Here to Help: Emotional and physical effects
Emotions are expected.
Sexual violence, dating and domestic violence, and stalking are significant and can be traumatizing. Though each person's experience is unique, there are a wide range of emotions that may be felt over the days, weeks, months and even years following a traumatic experience. These reactions may change over time and it may be helpful to address them with the assistance of a counselor or therapist.
Possible physical effects
- Pain and soreness
- Panic attacks
- Sleep pattern disturbances, insomnia or sleeping more than usual
- Loss of appetite or change in eating habits (overeating or under-eating)
Possible psychological and emotional effects
- Impaired memory
- Irritability and anger, sadness and grief, social withdrawal, numbing
- Apathy (detachment, loss of caring)
- Overwhelming emotions
- Hypervigilance (always on guard)
- Easily startled (jumpiness)

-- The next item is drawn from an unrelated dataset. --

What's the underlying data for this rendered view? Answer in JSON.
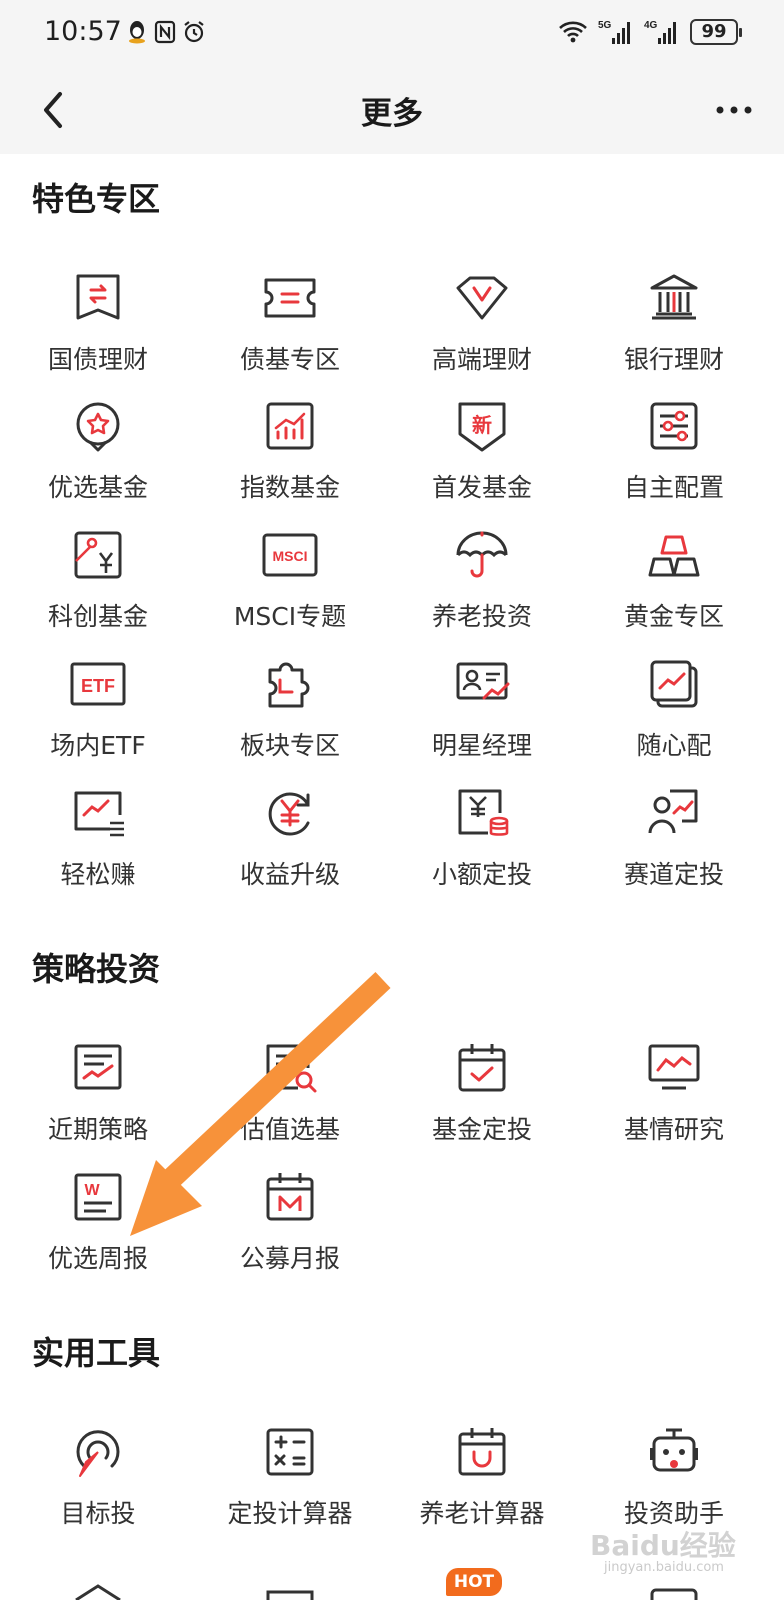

- Sleep disturbance (including nightmares)
- Difficulty concentrating
- Loss of self-esteem
- Loss of trust in self or others
- Guilt, shame or embarrassment

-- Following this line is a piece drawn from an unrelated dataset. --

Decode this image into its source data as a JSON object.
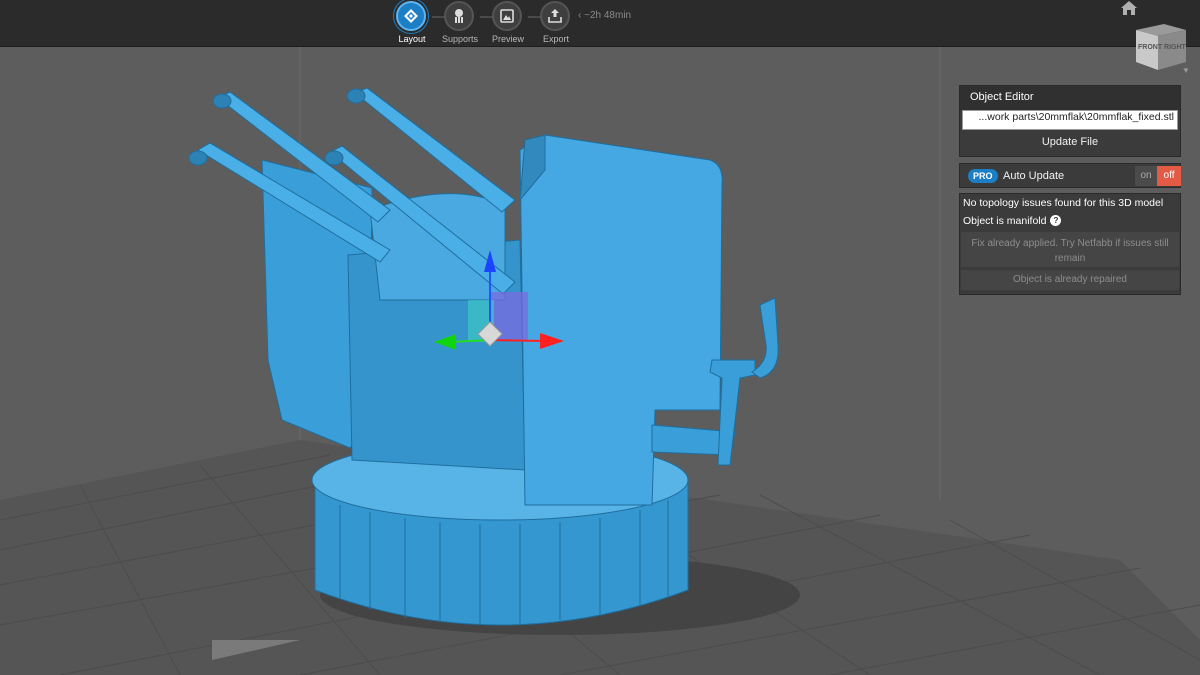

- Thoughts of suicide or death
- Diminished interest in activities or sex
- Increased interest in sexual activity
Contact a close friend, relative or advocate who can provide support and be present during a medical exam and/or at the police department, should you choose to go. Advocates from the Center for Advocacy, Response and Education, or CARE, are available to provide a range of support following an assault.